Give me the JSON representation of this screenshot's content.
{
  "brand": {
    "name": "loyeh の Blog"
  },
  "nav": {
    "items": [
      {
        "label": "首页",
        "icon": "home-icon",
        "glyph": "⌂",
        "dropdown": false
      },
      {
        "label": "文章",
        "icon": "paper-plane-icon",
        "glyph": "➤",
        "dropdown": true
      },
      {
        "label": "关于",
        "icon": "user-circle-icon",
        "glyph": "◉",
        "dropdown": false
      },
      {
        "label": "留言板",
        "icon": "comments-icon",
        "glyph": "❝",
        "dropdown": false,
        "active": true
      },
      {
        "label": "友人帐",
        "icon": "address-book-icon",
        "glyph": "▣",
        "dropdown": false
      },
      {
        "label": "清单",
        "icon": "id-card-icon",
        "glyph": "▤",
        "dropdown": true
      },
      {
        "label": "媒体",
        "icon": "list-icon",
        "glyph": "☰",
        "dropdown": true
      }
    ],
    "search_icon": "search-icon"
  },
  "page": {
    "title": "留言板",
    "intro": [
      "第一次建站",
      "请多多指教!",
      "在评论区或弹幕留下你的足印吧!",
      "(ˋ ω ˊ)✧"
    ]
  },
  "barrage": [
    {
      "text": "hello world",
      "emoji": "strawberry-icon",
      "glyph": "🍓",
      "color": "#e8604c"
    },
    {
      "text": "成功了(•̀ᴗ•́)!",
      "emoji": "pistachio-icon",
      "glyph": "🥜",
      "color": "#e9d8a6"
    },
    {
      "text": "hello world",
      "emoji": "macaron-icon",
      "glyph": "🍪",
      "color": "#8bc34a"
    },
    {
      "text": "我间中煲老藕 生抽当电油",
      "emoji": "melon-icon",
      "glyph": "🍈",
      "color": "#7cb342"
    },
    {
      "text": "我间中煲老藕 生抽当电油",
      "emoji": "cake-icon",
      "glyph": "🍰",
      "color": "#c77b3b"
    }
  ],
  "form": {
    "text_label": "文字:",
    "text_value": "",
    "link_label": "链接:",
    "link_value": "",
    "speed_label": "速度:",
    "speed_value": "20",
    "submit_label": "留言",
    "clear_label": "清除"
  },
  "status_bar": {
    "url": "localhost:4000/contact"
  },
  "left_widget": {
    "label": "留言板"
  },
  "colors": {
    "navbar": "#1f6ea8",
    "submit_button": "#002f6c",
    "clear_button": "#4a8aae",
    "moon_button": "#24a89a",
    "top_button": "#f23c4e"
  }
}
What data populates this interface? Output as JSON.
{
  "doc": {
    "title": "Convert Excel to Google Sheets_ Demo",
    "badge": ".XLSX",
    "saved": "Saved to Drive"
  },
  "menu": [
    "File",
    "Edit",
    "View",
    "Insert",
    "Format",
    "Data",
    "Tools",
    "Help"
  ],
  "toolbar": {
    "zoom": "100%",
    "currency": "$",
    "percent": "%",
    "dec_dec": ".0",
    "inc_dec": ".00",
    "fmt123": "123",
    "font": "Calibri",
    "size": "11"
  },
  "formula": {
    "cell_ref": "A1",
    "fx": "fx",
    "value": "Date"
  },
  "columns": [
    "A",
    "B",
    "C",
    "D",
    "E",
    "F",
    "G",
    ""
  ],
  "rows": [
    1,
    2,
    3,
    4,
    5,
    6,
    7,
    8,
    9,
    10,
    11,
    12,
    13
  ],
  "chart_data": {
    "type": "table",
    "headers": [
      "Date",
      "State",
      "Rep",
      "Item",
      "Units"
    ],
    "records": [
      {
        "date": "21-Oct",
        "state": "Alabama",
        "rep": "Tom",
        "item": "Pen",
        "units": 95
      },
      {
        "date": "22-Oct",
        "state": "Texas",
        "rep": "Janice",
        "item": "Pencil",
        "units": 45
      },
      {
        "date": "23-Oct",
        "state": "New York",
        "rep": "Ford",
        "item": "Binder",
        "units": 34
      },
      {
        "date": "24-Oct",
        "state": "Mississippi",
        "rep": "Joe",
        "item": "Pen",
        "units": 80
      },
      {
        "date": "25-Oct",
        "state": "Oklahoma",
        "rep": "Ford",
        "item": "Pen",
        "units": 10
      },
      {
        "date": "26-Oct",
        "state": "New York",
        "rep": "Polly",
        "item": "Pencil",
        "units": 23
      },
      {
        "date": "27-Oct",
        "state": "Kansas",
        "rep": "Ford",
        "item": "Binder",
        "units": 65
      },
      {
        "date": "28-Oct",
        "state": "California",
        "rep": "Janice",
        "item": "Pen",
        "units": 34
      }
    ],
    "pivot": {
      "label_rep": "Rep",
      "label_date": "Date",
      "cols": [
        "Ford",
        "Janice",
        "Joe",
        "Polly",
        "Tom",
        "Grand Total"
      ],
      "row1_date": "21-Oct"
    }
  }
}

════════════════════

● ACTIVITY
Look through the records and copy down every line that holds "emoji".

● EXERCISE OUTPUT
      "emoji": "strawberry-icon",
      "emoji": "pistachio-icon",
      "emoji": "macaron-icon",
      "emoji": "melon-icon",
      "emoji": "cake-icon",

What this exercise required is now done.